Three things I really hate about vertigo.
The last time I wasn't dizzy, was January, 2006. For it was near the end of that month that I fell, bonked my head and did something impressively evil to my cerebellum.
The injury was the catalyst for my effort to make an album, and, while I don't want to whine, writing about the injury and its aftermath helps me cope, I think. And right now, I'm a little down and looking for a way to cope. So bring on the nouns and vowels.
The single most difficult aspect of my accident, by far, has been the constancy of the result. I mean, it's amazing, but I am always dizzy. Dizziness the first thing I feel waking up, the last thing I feel going to bed, and in between, it's strong enough that I am always aware of it.
Sadly, there is nothing to be done. No therapy seems to work, no drugs help, even time seems to be ineffective, although, I do confess, I feel better now than I did a few years ago.
Which brings me to the second toughest thing about my accident: there's no finish line, or at least not one I'm aware of. Doctors have said I could feel dizzy for months (ha!), years, decades, they don't know.
The third toughest thing (and after this, I'll shut up), is the unpredictability of my future. I mean, I could be better tomorrow, next year, or never. No amount of hope, or work, or magic will change this, which is really hard for me, since I hate feeling like I have no control over my life.

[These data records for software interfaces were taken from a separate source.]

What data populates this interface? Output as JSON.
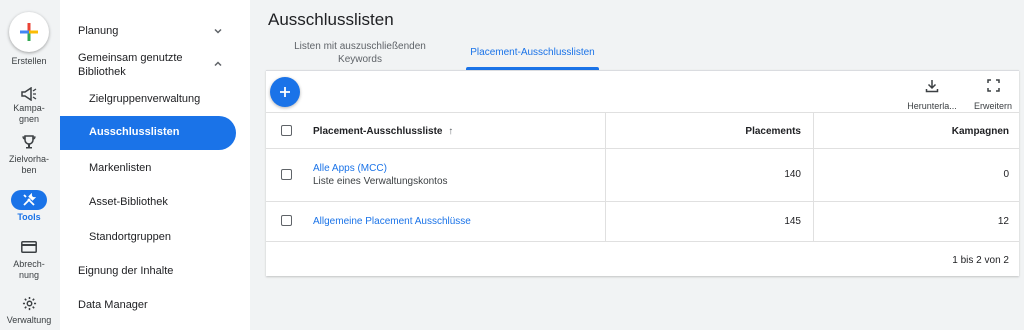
{
  "rail": {
    "create_label": "Erstellen",
    "items": [
      {
        "icon": "campaigns-megaphone-icon",
        "label": "Kampa-\ngnen"
      },
      {
        "icon": "goals-trophy-icon",
        "label": "Zielvorha-\nben"
      },
      {
        "icon": "tools-wrench-icon",
        "label": "Tools"
      },
      {
        "icon": "billing-card-icon",
        "label": "Abrech-\nnung"
      },
      {
        "icon": "admin-gear-icon",
        "label": "Verwaltung"
      }
    ]
  },
  "subnav": {
    "planning": "Planung",
    "shared_library": "Gemeinsam genutzte Bibliothek",
    "items": [
      "Zielgruppenverwaltung",
      "Ausschlusslisten",
      "Markenlisten",
      "Asset-Bibliothek",
      "Standortgruppen"
    ],
    "content_suitability": "Eignung der Inhalte",
    "data_manager": "Data Manager"
  },
  "page": {
    "title": "Ausschlusslisten",
    "tabs": [
      "Listen mit auszuschließenden Keywords",
      "Placement-Ausschlusslisten"
    ],
    "active_tab": 1
  },
  "toolbar": {
    "download_label": "Herunterla...",
    "expand_label": "Erweitern"
  },
  "table": {
    "columns": [
      "Placement-Ausschlussliste",
      "Placements",
      "Kampagnen"
    ],
    "sort_indicator": "↑",
    "rows": [
      {
        "name": "Alle Apps (MCC)",
        "subtitle": "Liste eines Verwaltungskontos",
        "placements": "140",
        "campaigns": "0"
      },
      {
        "name": "Allgemeine Placement Ausschlüsse",
        "subtitle": "",
        "placements": "145",
        "campaigns": "12"
      }
    ],
    "pagination": "1 bis 2 von 2"
  },
  "colors": {
    "accent": "#1a73e8",
    "background": "#f1f3f4"
  }
}
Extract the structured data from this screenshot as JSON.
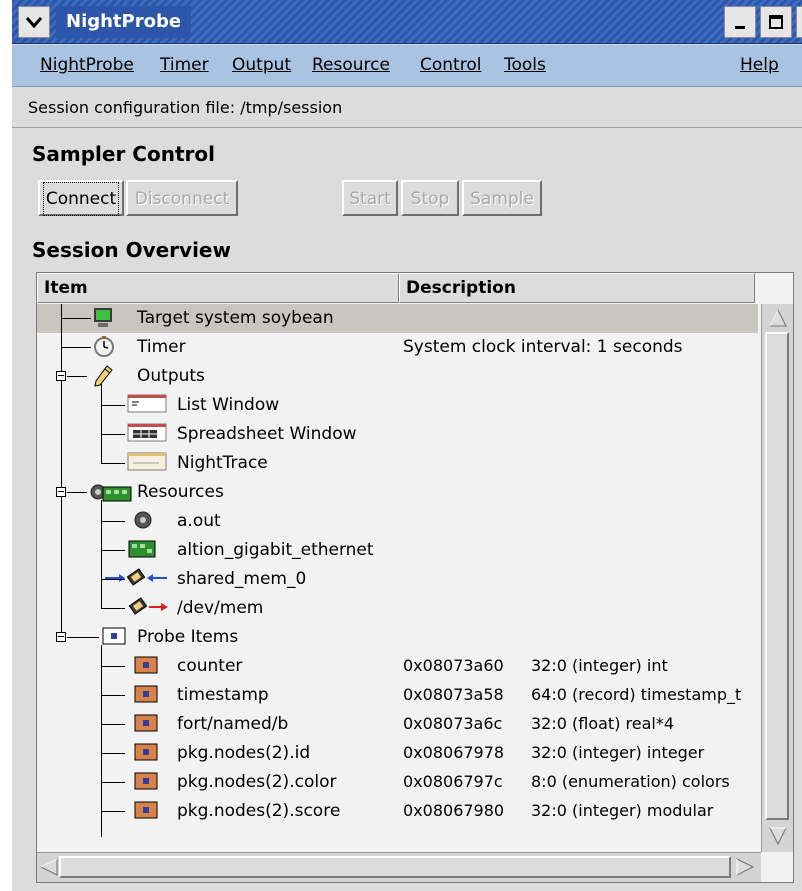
{
  "window": {
    "title": "NightProbe"
  },
  "menubar": {
    "items": [
      {
        "label": "NightProbe"
      },
      {
        "label": "Timer"
      },
      {
        "label": "Output"
      },
      {
        "label": "Resource"
      },
      {
        "label": "Control"
      },
      {
        "label": "Tools"
      },
      {
        "label": "Help"
      }
    ]
  },
  "info": {
    "session_config": "Session configuration file: /tmp/session"
  },
  "sampler": {
    "title": "Sampler Control",
    "connect": "Connect",
    "disconnect": "Disconnect",
    "start": "Start",
    "stop": "Stop",
    "sample": "Sample"
  },
  "overview": {
    "title": "Session Overview",
    "col_item": "Item",
    "col_description": "Description",
    "rows": [
      {
        "label": "Target system soybean",
        "icon": "monitor-icon",
        "desc": ""
      },
      {
        "label": "Timer",
        "icon": "clock-icon",
        "desc": "System clock interval: 1 seconds"
      },
      {
        "label": "Outputs",
        "icon": "pencil-icon",
        "desc": ""
      },
      {
        "label": "List Window",
        "icon": "list-window-icon",
        "desc": ""
      },
      {
        "label": "Spreadsheet Window",
        "icon": "spreadsheet-window-icon",
        "desc": ""
      },
      {
        "label": "NightTrace",
        "icon": "nighttrace-icon",
        "desc": ""
      },
      {
        "label": "Resources",
        "icon": "resources-icon",
        "desc": ""
      },
      {
        "label": "a.out",
        "icon": "gear-icon",
        "desc": ""
      },
      {
        "label": "altion_gigabit_ethernet",
        "icon": "circuit-board-icon",
        "desc": ""
      },
      {
        "label": "shared_mem_0",
        "icon": "shared-memory-icon",
        "desc": ""
      },
      {
        "label": "/dev/mem",
        "icon": "memory-chip-icon",
        "desc": ""
      },
      {
        "label": "Probe Items",
        "icon": "probe-items-icon",
        "desc": ""
      },
      {
        "label": "counter",
        "icon": "probe-item-icon",
        "addr": "0x08073a60",
        "type": "32:0 (integer) int"
      },
      {
        "label": "timestamp",
        "icon": "probe-item-icon",
        "addr": "0x08073a58",
        "type": "64:0 (record) timestamp_t"
      },
      {
        "label": "fort/named/b",
        "icon": "probe-item-icon",
        "addr": "0x08073a6c",
        "type": "32:0 (float) real*4"
      },
      {
        "label": "pkg.nodes(2).id",
        "icon": "probe-item-icon",
        "addr": "0x08067978",
        "type": "32:0 (integer) integer"
      },
      {
        "label": "pkg.nodes(2).color",
        "icon": "probe-item-icon",
        "addr": "0x0806797c",
        "type": " 8:0 (enumeration) colors"
      },
      {
        "label": "pkg.nodes(2).score",
        "icon": "probe-item-icon",
        "addr": "0x08067980",
        "type": "32:0 (integer) modular"
      }
    ]
  },
  "colors": {
    "titlebar": "#2c56a8",
    "menubar": "#a9c4e0",
    "window_bg": "#dcdcdc",
    "selected_row": "#c9c5c1",
    "probe_orange": "#d9834a"
  }
}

Regardless, I'm going to pick my sorry butt up off the couch now and go for a run (yes, I can run, which is a little weird, I admit). While on my run, I'm going to try to appreciate that it's a nice sunny day, that I live in a beautiful city, that I'm married to someone amazing, and that the wind will be at my back on my return.